An Alice Springs based artist in Australia, Dan Murphy who was born in 1963 in Melbourne, arrived in Alice Springs in 1994, making Central Australia his home. He is renowned for his art made out of scrap metal from cars.

A self taught artist, Dan has established a reputation within the NT and nationally as an innovative sculptor and highly regarded artist.

Dan produces works of small-scale as well as major collector’s pieces and commissions. His works constructed from found metallic materials including fencing wire, roofing iron and old car panels have a distinctive Territory feel. His exhibitions have been highly successful. Over the years, Dan has participated in a number of community arts projects in remote communities and in Alice Springs.

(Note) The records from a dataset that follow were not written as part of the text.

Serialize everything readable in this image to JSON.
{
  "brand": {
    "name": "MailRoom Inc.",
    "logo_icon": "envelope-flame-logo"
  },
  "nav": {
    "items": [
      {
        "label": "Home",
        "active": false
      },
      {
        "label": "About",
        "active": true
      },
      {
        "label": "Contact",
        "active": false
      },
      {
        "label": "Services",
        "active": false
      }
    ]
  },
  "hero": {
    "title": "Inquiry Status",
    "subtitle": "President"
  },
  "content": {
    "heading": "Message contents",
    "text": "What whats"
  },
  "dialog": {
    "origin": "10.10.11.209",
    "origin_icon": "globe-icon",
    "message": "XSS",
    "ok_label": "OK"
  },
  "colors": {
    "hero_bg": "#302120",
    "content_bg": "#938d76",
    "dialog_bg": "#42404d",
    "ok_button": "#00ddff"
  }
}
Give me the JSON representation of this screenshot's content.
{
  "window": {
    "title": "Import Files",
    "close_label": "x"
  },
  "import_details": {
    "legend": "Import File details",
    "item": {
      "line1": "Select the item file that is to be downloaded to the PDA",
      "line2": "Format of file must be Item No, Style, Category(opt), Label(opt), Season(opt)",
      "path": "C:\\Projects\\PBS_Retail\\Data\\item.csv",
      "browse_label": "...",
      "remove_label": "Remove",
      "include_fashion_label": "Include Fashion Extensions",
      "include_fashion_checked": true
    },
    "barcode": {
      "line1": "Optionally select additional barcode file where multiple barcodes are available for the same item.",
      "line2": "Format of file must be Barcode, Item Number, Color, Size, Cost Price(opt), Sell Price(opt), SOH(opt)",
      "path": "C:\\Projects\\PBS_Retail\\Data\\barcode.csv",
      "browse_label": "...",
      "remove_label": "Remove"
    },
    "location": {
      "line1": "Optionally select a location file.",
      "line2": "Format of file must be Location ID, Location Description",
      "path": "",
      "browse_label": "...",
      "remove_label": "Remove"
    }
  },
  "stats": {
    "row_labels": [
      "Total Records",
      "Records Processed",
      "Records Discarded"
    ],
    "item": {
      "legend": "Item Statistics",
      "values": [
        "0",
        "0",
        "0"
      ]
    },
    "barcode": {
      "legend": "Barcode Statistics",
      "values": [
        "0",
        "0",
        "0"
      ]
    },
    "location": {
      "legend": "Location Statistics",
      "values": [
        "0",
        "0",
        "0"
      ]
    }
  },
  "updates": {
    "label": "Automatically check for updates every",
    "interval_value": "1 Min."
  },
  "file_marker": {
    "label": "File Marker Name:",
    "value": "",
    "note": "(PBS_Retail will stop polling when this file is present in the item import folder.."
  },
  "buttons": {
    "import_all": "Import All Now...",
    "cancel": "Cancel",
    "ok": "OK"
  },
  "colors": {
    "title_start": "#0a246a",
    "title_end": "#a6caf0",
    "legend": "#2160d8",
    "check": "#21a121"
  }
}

These include, facilitating small scale bush toys in Santa Teresa as part of the Fencing Shed Project and constructing a monumental 18 meter long metal caterpillar at the Alice Springs Cultural Precinct.

Dan Murphy works are in public and private collections both in Australia and overseas. Some of his works can be seen around Alice Springs in private and public locations.

The Araluen Art Centre have a number of his works in their collection, including I’ve Seen The Moon and The other side of Mount Gosse, 1999.

One of the more recent works by Dan Murphy is the larger-than-life sculpture of a perentie installed at the roundabout on Undoolya Road and Sturt Terrace, in the latter part of March 2015.

Installed at the roundabout on Undoolya Road and Sturt Terrace, the sculpture measures about 1m high, and 4.7m long. Originally commission in October 2013, contracted in May 2014 and more then a year in the making, the wonderfully conceived sculpture is a rust-coloured public artwork that was welded from recycled fuel drums with an anti-graffiti finish.

In the grounds of the Araluen Art Centre and Precinct is the collaborative public artwork, Yeperenye Sculpture.

Developed by metal artist Dan Murphy and students from the Centre for Appropriate Technology’s ATWork program.

The three-metre high project celebrates the Yeperenye (pronounced Ayepe-arenye) caterpillar, the most important of the three caterpillars that are the major creative ancestors of Alice Springs.

On entering the Yeperenye Sculpture you will find information and artworks on the caterpillar’s habitat, life cycle and cultural significance.

The caterpillar was decorated with panels created at workshops with local artists and school children.

This project was created by the support of the Grand Circle Foundation. Each year the foundation brings American visitors to Alice Springs. Money raised from their travels contribute to community projects all over the world. The Alice Springs project is the first Grand Circle Foundation Project in Australia.2